Final Fantasy Crystal Chronicles: My Life as a King can be thought of as SimCity set in the Final Fantasy Crystal Chronicle’s universe. The game starts with you arriving with your two advisor's at a town with no buildings, save for your castle. Like most towns in the original Final Fantasy Crystal Chronicle game, this one has a giant crystal sitting in the middle of it, which ends up talking to you and giving your character the ability to magically create buildings.
After completing a few tutorial missions that teach you how to create said buildings, complete with occupants, the game leaves you to build the town as you see fit. This is done by the commissioning of adventurers, which you send off to dungeons for the good of the kingdom. You can either have an adventurer run off to gain experience as they see fit, or you can give them a specific mission to accomplish. There are three main reasons to give a mission to your adventures; to advance the story, to obtain the ability to create new types of buildings, or to collect the resource, called Elementite, that’s required for creating buildings.
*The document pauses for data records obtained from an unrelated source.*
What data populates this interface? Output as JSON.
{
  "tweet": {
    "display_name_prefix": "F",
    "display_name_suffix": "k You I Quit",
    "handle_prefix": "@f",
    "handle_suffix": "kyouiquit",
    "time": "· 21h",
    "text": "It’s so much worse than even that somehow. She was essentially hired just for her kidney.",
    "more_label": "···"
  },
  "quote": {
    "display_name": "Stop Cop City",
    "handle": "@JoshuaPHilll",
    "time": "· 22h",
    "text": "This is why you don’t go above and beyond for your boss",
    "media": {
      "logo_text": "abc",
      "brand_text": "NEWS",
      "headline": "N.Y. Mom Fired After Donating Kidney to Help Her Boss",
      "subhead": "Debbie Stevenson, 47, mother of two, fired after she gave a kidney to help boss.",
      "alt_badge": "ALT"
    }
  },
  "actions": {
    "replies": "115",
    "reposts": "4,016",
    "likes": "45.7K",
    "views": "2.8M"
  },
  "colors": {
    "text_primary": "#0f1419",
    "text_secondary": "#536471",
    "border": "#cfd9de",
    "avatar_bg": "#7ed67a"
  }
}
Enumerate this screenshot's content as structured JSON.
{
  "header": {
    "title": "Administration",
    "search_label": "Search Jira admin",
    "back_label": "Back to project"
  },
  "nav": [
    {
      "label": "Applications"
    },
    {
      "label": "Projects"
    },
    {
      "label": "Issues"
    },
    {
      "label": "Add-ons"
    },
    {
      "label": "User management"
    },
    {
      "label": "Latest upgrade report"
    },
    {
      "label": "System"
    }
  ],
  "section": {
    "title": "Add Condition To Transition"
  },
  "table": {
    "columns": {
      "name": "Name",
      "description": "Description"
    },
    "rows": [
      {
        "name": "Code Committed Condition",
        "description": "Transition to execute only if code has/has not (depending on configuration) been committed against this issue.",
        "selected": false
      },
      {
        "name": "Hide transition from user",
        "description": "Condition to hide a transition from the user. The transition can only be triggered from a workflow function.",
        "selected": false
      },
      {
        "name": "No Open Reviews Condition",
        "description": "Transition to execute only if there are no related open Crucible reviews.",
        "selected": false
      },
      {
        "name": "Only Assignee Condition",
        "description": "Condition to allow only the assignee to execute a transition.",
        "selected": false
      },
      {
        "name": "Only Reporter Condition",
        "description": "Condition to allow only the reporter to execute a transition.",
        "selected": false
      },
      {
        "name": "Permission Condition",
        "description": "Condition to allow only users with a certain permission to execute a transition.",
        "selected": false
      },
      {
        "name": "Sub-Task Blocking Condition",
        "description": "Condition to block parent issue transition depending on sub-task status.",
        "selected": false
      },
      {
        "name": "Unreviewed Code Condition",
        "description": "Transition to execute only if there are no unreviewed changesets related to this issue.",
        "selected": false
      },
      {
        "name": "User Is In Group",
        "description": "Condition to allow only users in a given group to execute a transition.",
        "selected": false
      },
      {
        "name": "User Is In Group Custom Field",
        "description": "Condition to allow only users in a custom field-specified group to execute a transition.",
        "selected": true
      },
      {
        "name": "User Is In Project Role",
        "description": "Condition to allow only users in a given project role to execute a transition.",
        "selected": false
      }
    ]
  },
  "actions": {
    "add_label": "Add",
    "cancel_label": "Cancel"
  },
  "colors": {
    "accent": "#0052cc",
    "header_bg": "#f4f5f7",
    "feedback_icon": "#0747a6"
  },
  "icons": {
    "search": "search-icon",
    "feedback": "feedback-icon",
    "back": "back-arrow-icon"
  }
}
After you have enough Elementite, you can build houses, to obtain more adventurers, shops, to provide equipment for your adventurers, and guild halls, to provide your adventurers with additional skills.
Much like other city building games My Life as a King can be quite addictive, frequently leading to a case of the “just one more turns”. About half way through the game you’ll start unlocking other character classes and not far after that you’ll open up the ability to create adventurer parties. As I said, the game is really addictive, but that’s also a problem because it’s really short. I left game feeling that the game was only half finished. You can build equipment shops, but most items that are available are upgrades to existing items. The same goes for character classes. For instance, My Life as a King has your typical Final Fantasy Black Mage class, but you’re limited to only a handful of spells with the Fire tree being the only elemental spell I was able to open up.
The game full announces when it’s about to end, but I found myself somewhat wishfully hoping that there would be some kind of freeplay mode available after you finished the game’s story. Unfortunately the only options available were to replay the game over again fresh, or to replay the story on a more difficult setting that allows you to reuse your existing adventurers. All in all Final Fantasy Crystal Chronicles: My Life as a King is a pretty good game, but feels entirely too short.